Data records for software interfaces
-- Opening Marker --

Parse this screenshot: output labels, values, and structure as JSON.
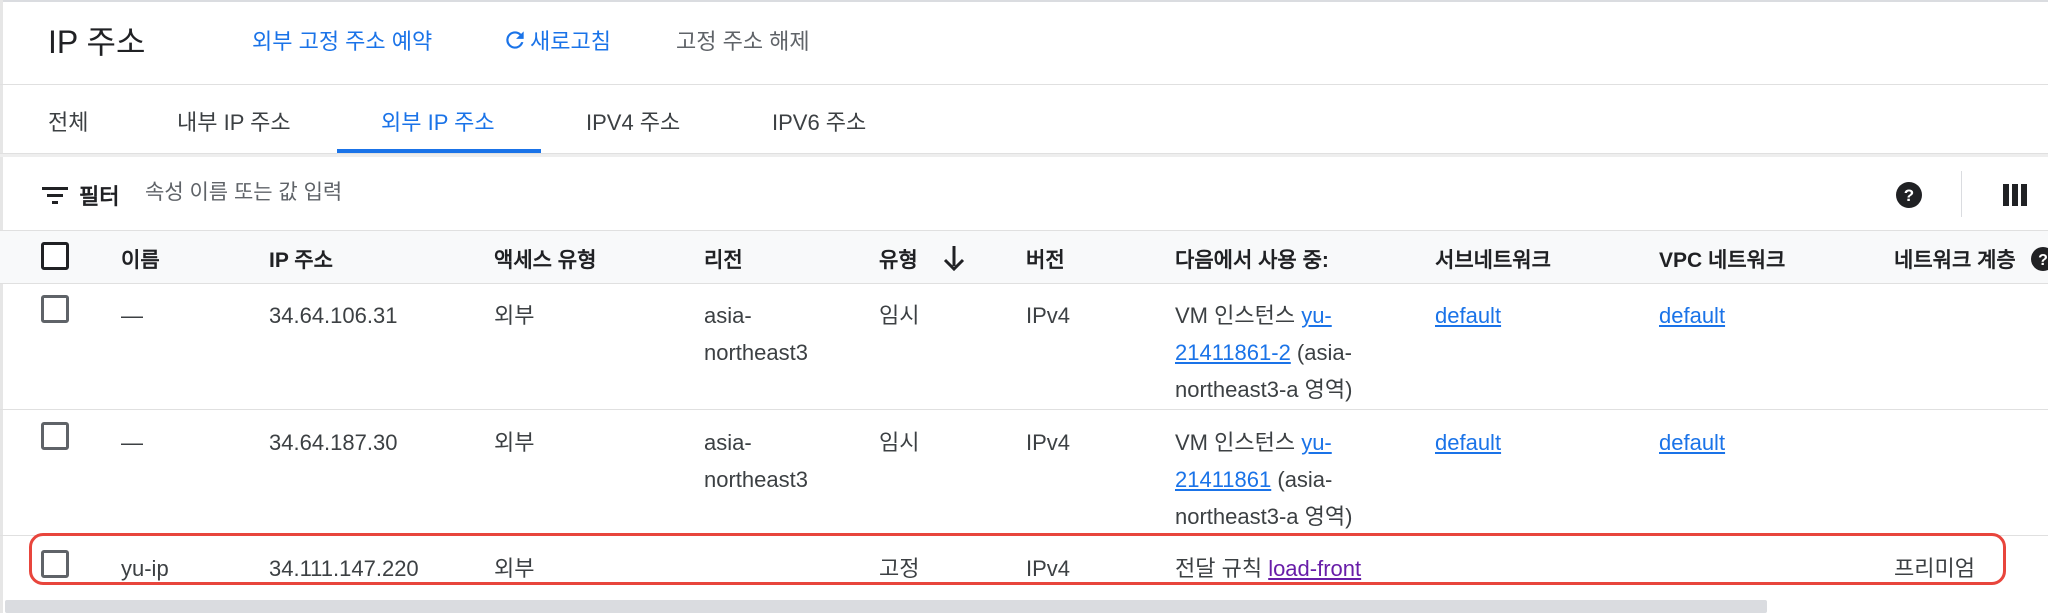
{
  "header": {
    "title": "IP 주소",
    "reserve_label": "외부 고정 주소 예약",
    "refresh_label": "새로고침",
    "release_label": "고정 주소 해제"
  },
  "tabs": [
    {
      "label": "전체"
    },
    {
      "label": "내부 IP 주소"
    },
    {
      "label": "외부 IP 주소"
    },
    {
      "label": "IPV4 주소"
    },
    {
      "label": "IPV6 주소"
    }
  ],
  "active_tab": "외부 IP 주소",
  "filter": {
    "label": "필터",
    "placeholder": "속성 이름 또는 값 입력"
  },
  "columns": {
    "name": "이름",
    "ip": "IP 주소",
    "access": "액세스 유형",
    "region": "리전",
    "type": "유형",
    "version": "버전",
    "used_by": "다음에서 사용 중:",
    "subnet": "서브네트워크",
    "vpc": "VPC 네트워크",
    "tier": "네트워크 계층"
  },
  "sort": {
    "column": "유형",
    "direction": "descending",
    "icon": "arrow-down-icon"
  },
  "rows": [
    {
      "name": "—",
      "ip": "34.64.106.31",
      "access": "외부",
      "region_l1": "asia-",
      "region_l2": "northeast3",
      "type": "임시",
      "version": "IPv4",
      "used_prefix": "VM 인스턴스 ",
      "used_link_l1": "yu-",
      "used_link_l2": "21411861-2",
      "used_suffix_l2": " (asia-",
      "used_l3": "northeast3-a 영역)",
      "subnet": "default",
      "vpc": "default",
      "tier": ""
    },
    {
      "name": "—",
      "ip": "34.64.187.30",
      "access": "외부",
      "region_l1": "asia-",
      "region_l2": "northeast3",
      "type": "임시",
      "version": "IPv4",
      "used_prefix": "VM 인스턴스 ",
      "used_link_l1": "yu-",
      "used_link_l2": "21411861",
      "used_suffix_l2": " (asia-",
      "used_l3": "northeast3-a 영역)",
      "subnet": "default",
      "vpc": "default",
      "tier": ""
    },
    {
      "name": "yu-ip",
      "ip": "34.111.147.220",
      "access": "외부",
      "region_l1": "",
      "region_l2": "",
      "type": "고정",
      "version": "IPv4",
      "used_prefix": "전달 규칙 ",
      "used_link": "load-front",
      "subnet": "",
      "vpc": "",
      "tier": "프리미엄"
    }
  ],
  "colors": {
    "accent": "#1a73e8",
    "visited_link": "#681da8",
    "highlight": "#e8453c"
  }
}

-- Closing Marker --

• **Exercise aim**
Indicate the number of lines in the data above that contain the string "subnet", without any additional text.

• **Exercise response**
4